The visual impact also needed to convey a sense of lasting performance and the idea of a solid, safe object. Really a marketing “coup” over pure design aesthetics.

The design, as unconventional as it was, had a lot more to it than simply imitating the looks of a Duracell battery. As many as ten safety features were introduced to avoid over-charge, over-discharge, overheating, short circuit and other issues such as accidental drops and electric shock. It also had features like a well-thought LED display showing status in a clear, easy way, and was deliberately made for carry-on flight approval.

Packaging was also key to reinforcing the sense of “belonging” to the Duracell world. The typical blisters batteries normally come in were a natural choice, even though the Duracell powerbank would be sold mainly through online global retailers. The familiar, reassuring look of the product and its packaging would help consumers transfer their positive predisposition for the brand to the new powerbank. Even the brand’s pink bunny was deployed in the relevant markets, proudly featuring on the front of the package.

Initially, it had three versions of varying capacities and sizes.

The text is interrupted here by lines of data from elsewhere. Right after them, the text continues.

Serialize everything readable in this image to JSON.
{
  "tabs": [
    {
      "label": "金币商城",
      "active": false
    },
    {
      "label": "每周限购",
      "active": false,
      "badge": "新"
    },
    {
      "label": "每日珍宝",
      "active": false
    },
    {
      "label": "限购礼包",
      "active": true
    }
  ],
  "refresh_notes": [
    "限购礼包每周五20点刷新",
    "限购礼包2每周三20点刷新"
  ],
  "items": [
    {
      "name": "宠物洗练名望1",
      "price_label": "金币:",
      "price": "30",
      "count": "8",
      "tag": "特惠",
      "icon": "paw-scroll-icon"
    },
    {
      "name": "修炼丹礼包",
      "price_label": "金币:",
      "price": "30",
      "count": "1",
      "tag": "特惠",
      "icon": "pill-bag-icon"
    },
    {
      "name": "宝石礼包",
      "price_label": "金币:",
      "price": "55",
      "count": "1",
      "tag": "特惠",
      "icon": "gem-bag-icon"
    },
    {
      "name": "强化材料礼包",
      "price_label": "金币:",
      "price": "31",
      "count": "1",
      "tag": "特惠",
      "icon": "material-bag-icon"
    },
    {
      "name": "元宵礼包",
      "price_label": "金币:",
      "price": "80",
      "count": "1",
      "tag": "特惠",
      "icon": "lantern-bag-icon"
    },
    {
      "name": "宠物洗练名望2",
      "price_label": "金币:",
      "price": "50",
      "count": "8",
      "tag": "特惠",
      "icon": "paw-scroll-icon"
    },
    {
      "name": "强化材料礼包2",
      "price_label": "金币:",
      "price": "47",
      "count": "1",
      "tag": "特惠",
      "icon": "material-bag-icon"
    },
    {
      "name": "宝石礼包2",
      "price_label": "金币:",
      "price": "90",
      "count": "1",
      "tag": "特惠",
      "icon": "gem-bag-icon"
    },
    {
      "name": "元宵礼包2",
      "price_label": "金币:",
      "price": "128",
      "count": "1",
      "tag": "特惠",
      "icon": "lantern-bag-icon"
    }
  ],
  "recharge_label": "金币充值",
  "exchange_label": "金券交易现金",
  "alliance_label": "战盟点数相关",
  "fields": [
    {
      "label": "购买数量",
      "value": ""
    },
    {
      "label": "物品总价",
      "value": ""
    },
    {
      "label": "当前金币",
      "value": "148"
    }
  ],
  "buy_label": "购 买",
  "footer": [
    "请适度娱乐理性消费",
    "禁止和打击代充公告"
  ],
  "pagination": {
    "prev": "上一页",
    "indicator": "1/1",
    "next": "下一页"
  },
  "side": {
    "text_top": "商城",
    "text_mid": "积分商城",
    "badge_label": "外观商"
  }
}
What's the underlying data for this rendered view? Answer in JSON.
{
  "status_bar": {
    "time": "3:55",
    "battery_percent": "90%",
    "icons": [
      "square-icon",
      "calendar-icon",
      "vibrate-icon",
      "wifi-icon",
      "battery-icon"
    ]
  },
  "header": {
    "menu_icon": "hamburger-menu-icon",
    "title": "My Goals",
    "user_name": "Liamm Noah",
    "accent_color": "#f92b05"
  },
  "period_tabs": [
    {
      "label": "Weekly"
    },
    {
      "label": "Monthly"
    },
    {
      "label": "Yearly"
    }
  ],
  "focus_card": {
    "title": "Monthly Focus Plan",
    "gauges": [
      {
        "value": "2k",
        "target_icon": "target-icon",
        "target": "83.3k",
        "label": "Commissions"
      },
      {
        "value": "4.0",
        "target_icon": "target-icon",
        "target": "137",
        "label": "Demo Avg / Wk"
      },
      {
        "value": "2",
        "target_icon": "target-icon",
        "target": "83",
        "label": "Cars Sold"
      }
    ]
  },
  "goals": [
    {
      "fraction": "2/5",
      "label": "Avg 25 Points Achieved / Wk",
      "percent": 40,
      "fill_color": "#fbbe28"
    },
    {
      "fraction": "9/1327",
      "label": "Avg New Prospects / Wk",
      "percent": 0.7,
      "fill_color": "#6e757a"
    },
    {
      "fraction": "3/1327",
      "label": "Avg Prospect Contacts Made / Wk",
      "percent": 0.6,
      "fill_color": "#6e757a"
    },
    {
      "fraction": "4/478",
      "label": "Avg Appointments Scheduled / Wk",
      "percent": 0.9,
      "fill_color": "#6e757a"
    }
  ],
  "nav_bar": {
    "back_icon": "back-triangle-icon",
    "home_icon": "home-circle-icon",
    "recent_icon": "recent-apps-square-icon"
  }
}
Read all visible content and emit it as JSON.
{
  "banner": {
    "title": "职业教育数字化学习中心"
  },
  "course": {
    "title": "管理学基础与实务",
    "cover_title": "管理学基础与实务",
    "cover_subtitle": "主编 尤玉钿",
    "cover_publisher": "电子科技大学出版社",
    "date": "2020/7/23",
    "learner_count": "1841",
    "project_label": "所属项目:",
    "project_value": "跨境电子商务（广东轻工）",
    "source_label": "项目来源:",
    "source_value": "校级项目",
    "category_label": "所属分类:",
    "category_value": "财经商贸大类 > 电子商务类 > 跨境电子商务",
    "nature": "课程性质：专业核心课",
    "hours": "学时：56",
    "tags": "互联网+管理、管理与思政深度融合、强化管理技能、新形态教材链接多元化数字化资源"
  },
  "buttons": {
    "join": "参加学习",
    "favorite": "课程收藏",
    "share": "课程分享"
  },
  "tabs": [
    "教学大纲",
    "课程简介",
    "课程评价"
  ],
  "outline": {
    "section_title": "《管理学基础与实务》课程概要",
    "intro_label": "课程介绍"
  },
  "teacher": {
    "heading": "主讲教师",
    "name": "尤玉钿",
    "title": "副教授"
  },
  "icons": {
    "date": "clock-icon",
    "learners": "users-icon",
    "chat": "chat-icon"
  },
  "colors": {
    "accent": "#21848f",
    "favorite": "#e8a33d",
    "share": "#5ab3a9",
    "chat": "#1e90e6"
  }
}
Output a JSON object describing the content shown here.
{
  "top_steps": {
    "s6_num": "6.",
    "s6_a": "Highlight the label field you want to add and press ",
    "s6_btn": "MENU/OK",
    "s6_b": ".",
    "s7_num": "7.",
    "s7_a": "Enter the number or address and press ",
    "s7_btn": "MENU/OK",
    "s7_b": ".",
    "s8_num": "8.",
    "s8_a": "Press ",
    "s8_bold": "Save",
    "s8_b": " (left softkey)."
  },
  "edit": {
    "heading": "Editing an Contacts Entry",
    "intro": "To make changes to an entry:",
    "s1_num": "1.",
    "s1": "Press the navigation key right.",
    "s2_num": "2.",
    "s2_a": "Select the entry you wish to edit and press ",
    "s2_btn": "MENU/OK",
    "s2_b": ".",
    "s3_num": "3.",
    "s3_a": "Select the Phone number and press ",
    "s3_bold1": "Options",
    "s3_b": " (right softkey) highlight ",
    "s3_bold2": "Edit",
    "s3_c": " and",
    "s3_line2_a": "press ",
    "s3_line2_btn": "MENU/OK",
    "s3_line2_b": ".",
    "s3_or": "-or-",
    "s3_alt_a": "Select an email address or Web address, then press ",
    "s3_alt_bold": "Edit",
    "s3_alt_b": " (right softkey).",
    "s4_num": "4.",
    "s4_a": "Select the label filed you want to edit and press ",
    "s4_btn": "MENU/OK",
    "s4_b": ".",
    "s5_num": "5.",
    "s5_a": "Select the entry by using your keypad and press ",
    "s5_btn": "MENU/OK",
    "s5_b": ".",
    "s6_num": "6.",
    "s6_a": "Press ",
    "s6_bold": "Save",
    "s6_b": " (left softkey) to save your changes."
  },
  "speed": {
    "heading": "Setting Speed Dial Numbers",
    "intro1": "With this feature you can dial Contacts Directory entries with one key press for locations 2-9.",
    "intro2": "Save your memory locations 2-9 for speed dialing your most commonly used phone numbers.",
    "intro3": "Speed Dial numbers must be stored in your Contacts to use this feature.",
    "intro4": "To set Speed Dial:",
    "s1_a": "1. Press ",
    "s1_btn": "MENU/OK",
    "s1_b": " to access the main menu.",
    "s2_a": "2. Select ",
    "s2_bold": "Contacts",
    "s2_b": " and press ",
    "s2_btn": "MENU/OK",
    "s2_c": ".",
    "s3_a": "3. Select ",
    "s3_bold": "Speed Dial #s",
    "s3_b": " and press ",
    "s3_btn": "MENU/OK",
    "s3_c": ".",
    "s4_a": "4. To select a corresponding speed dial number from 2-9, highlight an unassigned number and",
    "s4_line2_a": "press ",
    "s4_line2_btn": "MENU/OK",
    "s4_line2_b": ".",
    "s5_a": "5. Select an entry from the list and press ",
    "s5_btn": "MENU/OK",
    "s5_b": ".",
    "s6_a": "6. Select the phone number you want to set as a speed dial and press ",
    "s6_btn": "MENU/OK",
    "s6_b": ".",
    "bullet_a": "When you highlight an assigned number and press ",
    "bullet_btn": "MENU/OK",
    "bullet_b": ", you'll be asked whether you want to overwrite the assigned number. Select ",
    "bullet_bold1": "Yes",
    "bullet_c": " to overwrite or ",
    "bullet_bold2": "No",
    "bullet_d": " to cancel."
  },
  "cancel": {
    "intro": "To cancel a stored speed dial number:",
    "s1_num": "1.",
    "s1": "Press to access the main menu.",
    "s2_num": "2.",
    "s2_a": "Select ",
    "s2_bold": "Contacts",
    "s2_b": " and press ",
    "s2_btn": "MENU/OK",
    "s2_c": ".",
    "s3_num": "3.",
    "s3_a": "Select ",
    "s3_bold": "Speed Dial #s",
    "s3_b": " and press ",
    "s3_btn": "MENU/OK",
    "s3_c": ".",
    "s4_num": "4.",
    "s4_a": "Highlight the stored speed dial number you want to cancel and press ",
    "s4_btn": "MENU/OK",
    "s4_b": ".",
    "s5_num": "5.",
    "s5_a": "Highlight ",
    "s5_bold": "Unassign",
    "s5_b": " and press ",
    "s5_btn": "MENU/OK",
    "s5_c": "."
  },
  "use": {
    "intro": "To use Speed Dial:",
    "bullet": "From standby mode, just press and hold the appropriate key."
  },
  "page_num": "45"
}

The range was recently completed with a fast-charging model, competing with the leading cellphone brands’ own high-end products.

It worked


Eric Loiseau, Studio Volpi’s senior creative designer, felt that the project was as much a way for Duracell to come up with the right design for their product as it was a “live-fire” exercise for putting the Studio to the test as a credible, worthy partner.

“I think we did pass the test, since the new Duracell powerbank, which was launched in late 2019, was a global success. They had the courage to go against the grain and stand by their values and their brand identity, and that certainly paid off. This time, it was brand over design. A great lesson in marketing strategy. To date, we are still working with Duracell on new projects.”


As much as it seems that design at large, or at least a certain idea of design, comes out vilified by the Duracell powerbank case, nearly all the online reviews, for instance on Youtube, quite on the contrary vindicate the company’s choice and celebrate the very design of the product as one of its strong points! The fact that its shape and colours are inspired by Duracell’s iconic batteries is rated very positively. The impression of reliability and solidity deriving from its compact, sturdy appearance, commands a higher retail price, as does the Duracell name. Of course performance lives up to the brand’s reputation and contributes to the ongoing success of the powerbank nearly two years on.

“Today the evolution of the powerbank design goes, among other things, towards a more environment-friendly packaging, made of recyclable materials and completely plastic-free.”




After all, the Duracell Powerbank case might prove to be a magnificent example of what design ultimately does and should do: “privileging function while making function look its best” where best is intended not in terms of absolute aesthetics or hype but as most appealing and inspiring for consumers.